Skip to Main Content

We have a new app!

Take the Access library with you wherever you go—easy access to books, videos, images, podcasts, personalized features, and more.

Download the Access App here: iOS and Android

  • • Rapid termination of tachycardia that is either unresponsive to medications or pacing interventions or is hemodynamically compromising, necessitating more urgent intervention.


  • • Tachycardia, either supraventricular or ventricular, with regular ventricular response with mild to moderate hypotension.

    • Mechanisms of supraventricular tachycardia include the following:

    • • Atrial reentry tachycardia.

      • Reciprocating tachycardia utilizing an accessory connection.

      • Atrial flutter.

      • Atrioventricular nodal reentry tachycardia.

|Download (.pdf)|Print

• Cardioversion: Can be performed using medications, electrical pacing, or electrical direct current shock synchronized to QRS complex to correct an abnormal rapid cardiac rhythm.

• Benefits of cardioversion are restoration of a sinus or slower rhythm, improving cardiac output and function, and decreasing the risk of thromboembolism, cardiac dysfunction, and sudden death associated with the tachycardia.


  • • The most effective treatment for ventricular fibrillation and pulseless ventricular tachycardia (Table 7–1).

    • Its effectiveness diminishes rapidly over time; therefore, early defibrillation is recommended in patients who have suffered cardiac arrest.

    • Atrial fibrillation.

    • Supraventricular tachycardia with rapid conduction via an accessory connection.

    • Ventricular fibrillation.

    • Torsades de pointes.

|Download (.pdf)|Print
• Defibrillation: Uses electrical energy delivered transthoracically, nonsynchronously, and in a random fashion during the cardiac cycle to correct a very rapid rhythm.
Table 7–1. Treating tachycardia.


  • • A patient directive regarding resuscitation.


  • • Cardioversion of a rhythm known to be automatic in origin is not indicated.

    • Digoxin toxicity-induced arrhythmia.

    • • With digoxin toxicity, there is a high incidence of post-cardioversion ventricular tachycardia and fibrillation.

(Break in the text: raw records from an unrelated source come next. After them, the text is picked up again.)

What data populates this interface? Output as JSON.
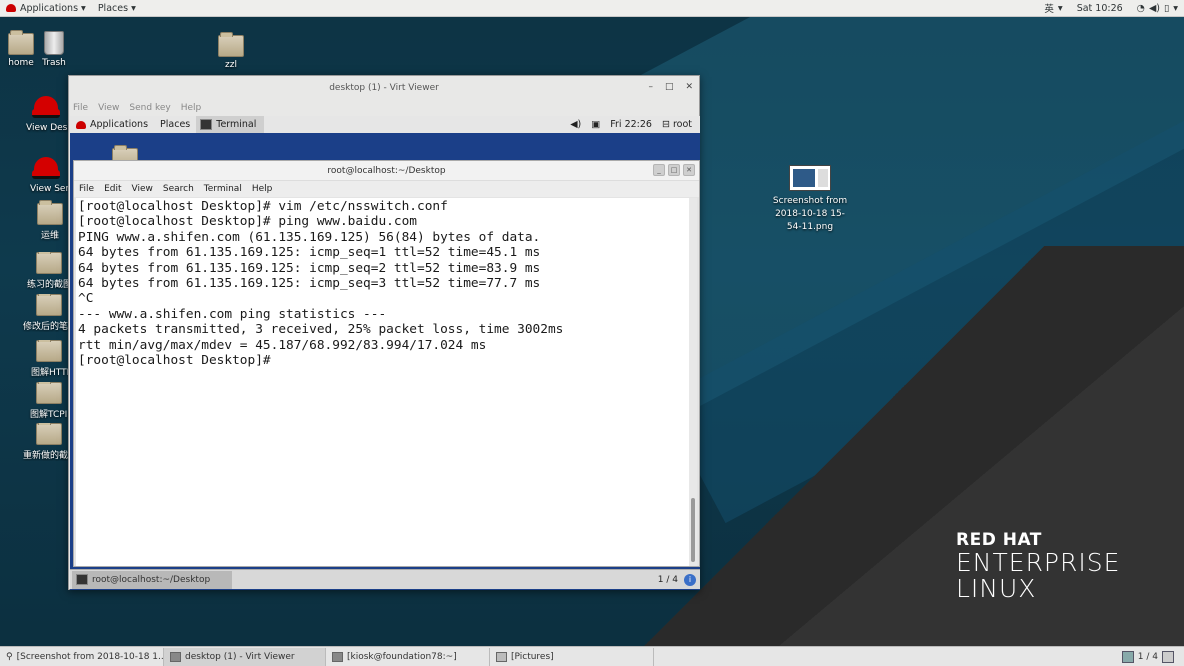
{
  "host_topbar": {
    "applications": "Applications",
    "places": "Places",
    "input_method": "英",
    "clock": "Sat 10:26"
  },
  "desktop_icons": [
    {
      "label": "home"
    },
    {
      "label": "Trash"
    },
    {
      "label": "zzl"
    },
    {
      "label": "View Desk"
    },
    {
      "label": "View Serv"
    },
    {
      "label": "运维"
    },
    {
      "label": "练习的截图"
    },
    {
      "label": "修改后的笔"
    },
    {
      "label": "图解HTTP"
    },
    {
      "label": "图解TCPI"
    },
    {
      "label": "重新做的截"
    },
    {
      "label": "Screenshot from 2018-10-18 15-54-11.png"
    }
  ],
  "rhel_logo": {
    "line1": "RED HAT",
    "line2": "ENTERPRISE",
    "line3": "LINUX"
  },
  "virt_viewer": {
    "title": "desktop (1) - Virt Viewer",
    "menu": [
      "File",
      "View",
      "Send key",
      "Help"
    ],
    "guest_topbar": {
      "applications": "Applications",
      "places": "Places",
      "terminal_tab": "Terminal",
      "clock": "Fri 22:26",
      "user": "root"
    },
    "terminal": {
      "title": "root@localhost:~/Desktop",
      "menu": [
        "File",
        "Edit",
        "View",
        "Search",
        "Terminal",
        "Help"
      ],
      "lines": [
        "[root@localhost Desktop]# vim /etc/nsswitch.conf",
        "[root@localhost Desktop]# ping www.baidu.com",
        "PING www.a.shifen.com (61.135.169.125) 56(84) bytes of data.",
        "64 bytes from 61.135.169.125: icmp_seq=1 ttl=52 time=45.1 ms",
        "64 bytes from 61.135.169.125: icmp_seq=2 ttl=52 time=83.9 ms",
        "64 bytes from 61.135.169.125: icmp_seq=3 ttl=52 time=77.7 ms",
        "^C",
        "--- www.a.shifen.com ping statistics ---",
        "4 packets transmitted, 3 received, 25% packet loss, time 3002ms",
        "rtt min/avg/max/mdev = 45.187/68.992/83.994/17.024 ms",
        "[root@localhost Desktop]# "
      ]
    },
    "guest_taskbar": {
      "task": "root@localhost:~/Desktop",
      "pager": "1 / 4"
    }
  },
  "host_taskbar": {
    "tasks": [
      "[Screenshot from 2018-10-18 1...",
      "desktop (1) - Virt Viewer",
      "[kiosk@foundation78:~]",
      "[Pictures]"
    ],
    "pager": "1 / 4"
  }
}
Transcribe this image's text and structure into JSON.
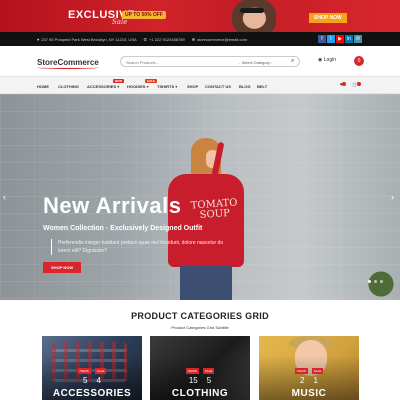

    • Elective cardioversion of a hemodynamically stable patient with a known atrial thrombus; however, the likelihood of impending cardiovascular compromise can outweigh the risk of thromboembolism.

    • Repeated cardioversion of a rhythm where the predisposing cause is not eliminated.

  • • External defibrillator, either manual or semi-automated (Figure 7–1).

  • • Skin electrode patches, wires to connect to defibrillator.

    • Heart rhythm monitor.

    • Equipment to protect the airway as well as resuscitation medications to support blood pressure.

    • Do not delay cardioversion or defibrillation in a hemodynamically unstable patient while waiting for additional monitoring equipment or personnel.

Figure 7–1.


  • • Chest wall lesions.

    • Neurologic complications.

    • Arrhythmia complications.

    • ...

Pop-up div Successfully Displayed

This div only appears when the trigger link is hovered over. Otherwise it is hidden from view.